**EXERCISE GOAL:** Output every entry below word for word, minus the images.

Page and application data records
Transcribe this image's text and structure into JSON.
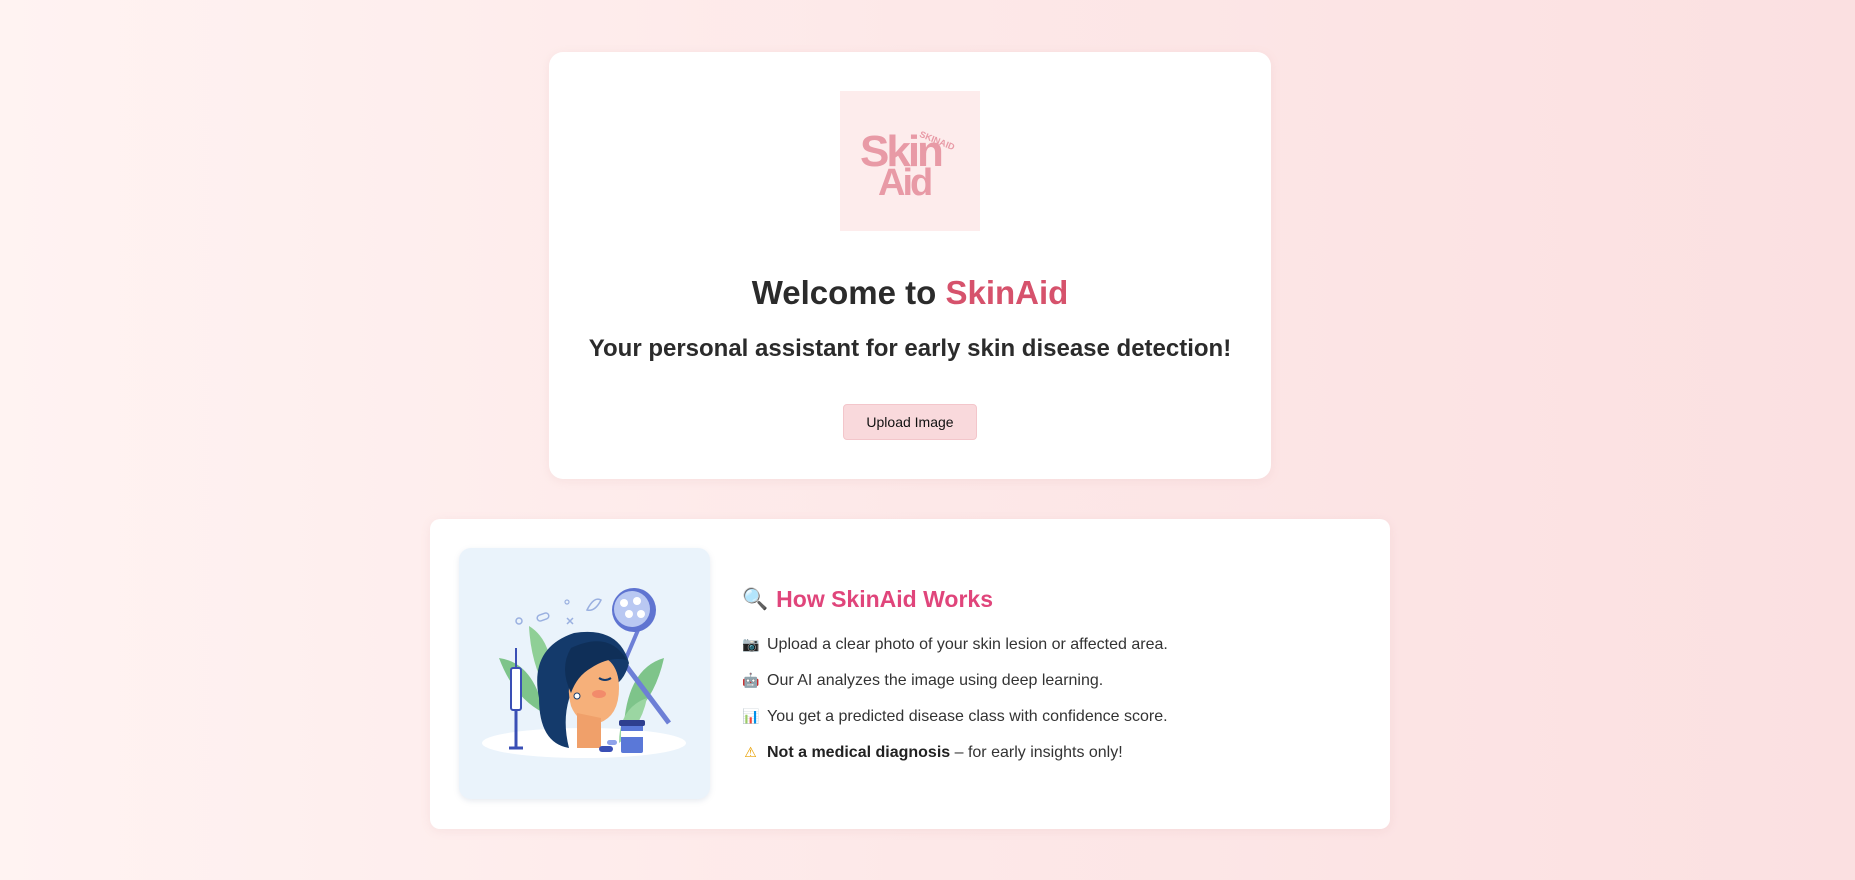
{
  "welcome": {
    "logo_text_top": "Skin",
    "logo_text_bottom": "Aid",
    "logo_small_text": "SKINAID",
    "title_prefix": "Welcome to ",
    "title_brand": "SkinAid",
    "subtitle": "Your personal assistant for early skin disease detection!",
    "upload_button": "Upload Image"
  },
  "how": {
    "icon": "magnifier-icon",
    "icon_glyph": "🔍",
    "title": "How SkinAid Works",
    "steps": [
      {
        "icon": "camera-icon",
        "glyph": "📷",
        "text": "Upload a clear photo of your skin lesion or affected area."
      },
      {
        "icon": "robot-icon",
        "glyph": "🤖",
        "text": "Our AI analyzes the image using deep learning."
      },
      {
        "icon": "bar-chart-icon",
        "glyph": "📊",
        "text": "You get a predicted disease class with confidence score."
      },
      {
        "icon": "warning-icon",
        "glyph": "⚠",
        "bold": "Not a medical diagnosis",
        "text": " – for early insights only!"
      }
    ]
  },
  "colors": {
    "brand": "#d6526c",
    "how_title": "#e0457b",
    "button_bg": "#f9d9dc",
    "logo_bg": "#fdecec",
    "logo_text": "#e89aa6",
    "illustration_bg": "#eaf3fb"
  }
}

**RESPONSE TO THE TASK:**
Transcribe this image's text and structure into JSON.
{
  "welcome": {
    "logo_text_top": "Skin",
    "logo_text_bottom": "Aid",
    "logo_small_text": "SKINAID",
    "title_prefix": "Welcome to ",
    "title_brand": "SkinAid",
    "subtitle": "Your personal assistant for early skin disease detection!",
    "upload_button": "Upload Image"
  },
  "how": {
    "icon": "magnifier-icon",
    "icon_glyph": "🔍",
    "title": "How SkinAid Works",
    "steps": [
      {
        "icon": "camera-icon",
        "glyph": "📷",
        "text": "Upload a clear photo of your skin lesion or affected area."
      },
      {
        "icon": "robot-icon",
        "glyph": "🤖",
        "text": "Our AI analyzes the image using deep learning."
      },
      {
        "icon": "bar-chart-icon",
        "glyph": "📊",
        "text": "You get a predicted disease class with confidence score."
      },
      {
        "icon": "warning-icon",
        "glyph": "⚠",
        "bold": "Not a medical diagnosis",
        "text": " – for early insights only!"
      }
    ]
  },
  "colors": {
    "brand": "#d6526c",
    "how_title": "#e0457b",
    "button_bg": "#f9d9dc",
    "logo_bg": "#fdecec",
    "logo_text": "#e89aa6",
    "illustration_bg": "#eaf3fb"
  }
}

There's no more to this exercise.